Web page and app entries:

* * * * * * * * *

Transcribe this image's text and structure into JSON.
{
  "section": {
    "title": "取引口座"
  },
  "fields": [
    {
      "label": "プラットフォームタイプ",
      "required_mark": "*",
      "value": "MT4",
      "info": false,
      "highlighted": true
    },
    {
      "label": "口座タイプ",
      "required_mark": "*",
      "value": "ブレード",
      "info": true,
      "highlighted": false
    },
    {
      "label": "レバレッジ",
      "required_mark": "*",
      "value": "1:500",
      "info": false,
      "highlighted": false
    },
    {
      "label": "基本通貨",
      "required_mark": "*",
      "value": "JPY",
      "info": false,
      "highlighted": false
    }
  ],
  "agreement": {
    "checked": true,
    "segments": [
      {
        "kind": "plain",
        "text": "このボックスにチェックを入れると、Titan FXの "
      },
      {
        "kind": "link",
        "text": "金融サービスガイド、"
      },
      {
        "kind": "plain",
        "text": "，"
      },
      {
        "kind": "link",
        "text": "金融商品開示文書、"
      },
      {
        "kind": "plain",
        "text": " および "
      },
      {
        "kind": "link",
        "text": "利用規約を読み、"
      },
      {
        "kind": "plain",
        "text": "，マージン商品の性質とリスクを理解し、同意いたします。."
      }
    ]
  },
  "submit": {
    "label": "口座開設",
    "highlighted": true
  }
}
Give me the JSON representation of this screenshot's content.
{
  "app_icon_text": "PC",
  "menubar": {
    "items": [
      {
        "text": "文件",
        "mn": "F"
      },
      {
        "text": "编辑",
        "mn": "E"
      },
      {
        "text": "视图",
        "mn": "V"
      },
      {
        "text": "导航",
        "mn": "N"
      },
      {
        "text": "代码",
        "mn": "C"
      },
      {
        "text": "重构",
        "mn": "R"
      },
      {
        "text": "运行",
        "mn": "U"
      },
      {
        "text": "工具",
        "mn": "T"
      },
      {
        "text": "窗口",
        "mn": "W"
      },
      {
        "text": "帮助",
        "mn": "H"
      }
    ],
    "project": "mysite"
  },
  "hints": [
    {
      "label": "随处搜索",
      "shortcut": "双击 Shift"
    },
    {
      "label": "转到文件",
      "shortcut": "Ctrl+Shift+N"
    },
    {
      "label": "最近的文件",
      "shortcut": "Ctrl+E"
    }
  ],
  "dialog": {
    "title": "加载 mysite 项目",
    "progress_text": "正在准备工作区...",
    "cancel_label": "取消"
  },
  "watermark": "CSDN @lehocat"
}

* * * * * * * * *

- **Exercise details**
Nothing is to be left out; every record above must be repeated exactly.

- **The answer**
Transcribe this image's text and structure into JSON.
{
  "section": {
    "title": "取引口座"
  },
  "fields": [
    {
      "label": "プラットフォームタイプ",
      "required_mark": "*",
      "value": "MT4",
      "info": false,
      "highlighted": true
    },
    {
      "label": "口座タイプ",
      "required_mark": "*",
      "value": "ブレード",
      "info": true,
      "highlighted": false
    },
    {
      "label": "レバレッジ",
      "required_mark": "*",
      "value": "1:500",
      "info": false,
      "highlighted": false
    },
    {
      "label": "基本通貨",
      "required_mark": "*",
      "value": "JPY",
      "info": false,
      "highlighted": false
    }
  ],
  "agreement": {
    "checked": true,
    "segments": [
      {
        "kind": "plain",
        "text": "このボックスにチェックを入れると、Titan FXの "
      },
      {
        "kind": "link",
        "text": "金融サービスガイド、"
      },
      {
        "kind": "plain",
        "text": "，"
      },
      {
        "kind": "link",
        "text": "金融商品開示文書、"
      },
      {
        "kind": "plain",
        "text": " および "
      },
      {
        "kind": "link",
        "text": "利用規約を読み、"
      },
      {
        "kind": "plain",
        "text": "，マージン商品の性質とリスクを理解し、同意いたします。."
      }
    ]
  },
  "submit": {
    "label": "口座開設",
    "highlighted": true
  }
}
Give me the JSON representation of this screenshot's content.
{
  "app_icon_text": "PC",
  "menubar": {
    "items": [
      {
        "text": "文件",
        "mn": "F"
      },
      {
        "text": "编辑",
        "mn": "E"
      },
      {
        "text": "视图",
        "mn": "V"
      },
      {
        "text": "导航",
        "mn": "N"
      },
      {
        "text": "代码",
        "mn": "C"
      },
      {
        "text": "重构",
        "mn": "R"
      },
      {
        "text": "运行",
        "mn": "U"
      },
      {
        "text": "工具",
        "mn": "T"
      },
      {
        "text": "窗口",
        "mn": "W"
      },
      {
        "text": "帮助",
        "mn": "H"
      }
    ],
    "project": "mysite"
  },
  "hints": [
    {
      "label": "随处搜索",
      "shortcut": "双击 Shift"
    },
    {
      "label": "转到文件",
      "shortcut": "Ctrl+Shift+N"
    },
    {
      "label": "最近的文件",
      "shortcut": "Ctrl+E"
    }
  ],
  "dialog": {
    "title": "加载 mysite 项目",
    "progress_text": "正在准备工作区...",
    "cancel_label": "取消"
  },
  "watermark": "CSDN @lehocat"
}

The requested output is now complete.